How important is a good night’s sleep and what do you really know to improve upon a current night’s slumber? Growing tired and falling asleep comes pretty naturally, yet it takes science and analysis to gain insight into element that facilitate a great night’s sleep. Consider the following sleepy data that is backed by science.
If you’re having issues with getting a great night’s rest, it’s normal to modify one’s wake time. However, scientists have found convincing evidence to support those who pay attention to what time they go to bed. T.M. Ruge from says, “Many people use an alarm clock to get up in the morning. However, use the call to action to get yourself to bed at night.” Normalize your sleep schedule by going to bed at a certain time each evening.

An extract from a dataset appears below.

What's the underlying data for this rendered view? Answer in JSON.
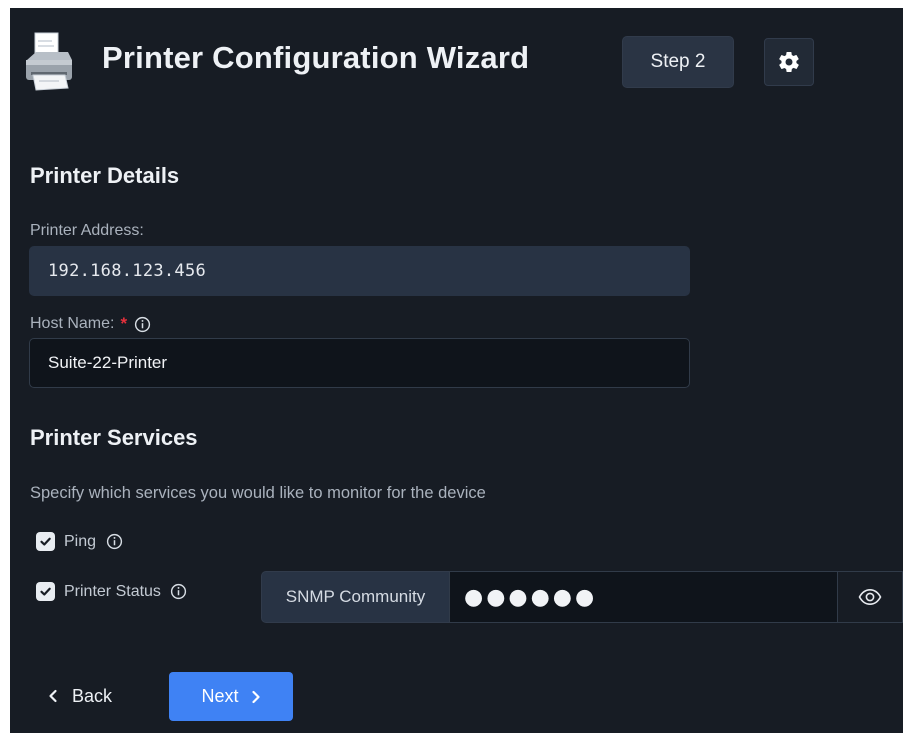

A bed can serve several purposes, yet researchers urge you to limit the number of uses. Since we associate our environments with the actions that take place there, we may find it difficult to fall asleep if we use our beds to talk on the phone or do homework. Use the bed for sleeping and quality time with your partner only and you’ll rest easier. Plus, limiting use will give you more time before you must replace your mattress.
It’s theorized that staying toasty and warm will help you fall asleep and rest more soundly. Your sheets have been bare all day and can be a bit cold at first. Since the extremities are more susceptible to temperatures, one’s toes and feet may be cold, which creates discomfort and delays rest. Putting on a pair of clean socks will keep your feet get warm and helps regulate body temperature under the covers.
A good night’s rest is contingent on a sleeper’s environment. A bedroom invaded by too much light can disrupt sleep. Therefore, make your rest area as dark as possible during sleeping hours. In some cases, it may be difficult to manipulate the room. A sleeping mask that covers your eyes while you sleep can help achieve a better rest.
As if you needed another reason to exercise, science supports the notion that a better night’s sleep is achieved through regular activity. You don’t have to be training for the Olympics to gain a better rest. As little as 20 minutes of exercise per day can increase feelings of euphoria as well as promote a sound sleep. However, you don’t want to workout before going sleep; give your body time to wind down and relax.
Obviously, we need peace and quiet to fall asleep. However, a bit of white noise can help lull us to sleep. Scientists are so positive that white noise helps sleepers that manufacturers have produced machines that do nothing but produce noise. Moreover, one can try a number of apps that were created to inspire sleep through sound. Alternatively, if you live in an urban environment, consider leaving the window upon while sleeping to catch the distant sound of cars, people, etc.
James Simpson takes an interest in the latest breakthroughs in medicine and science and often discusses these in his articles.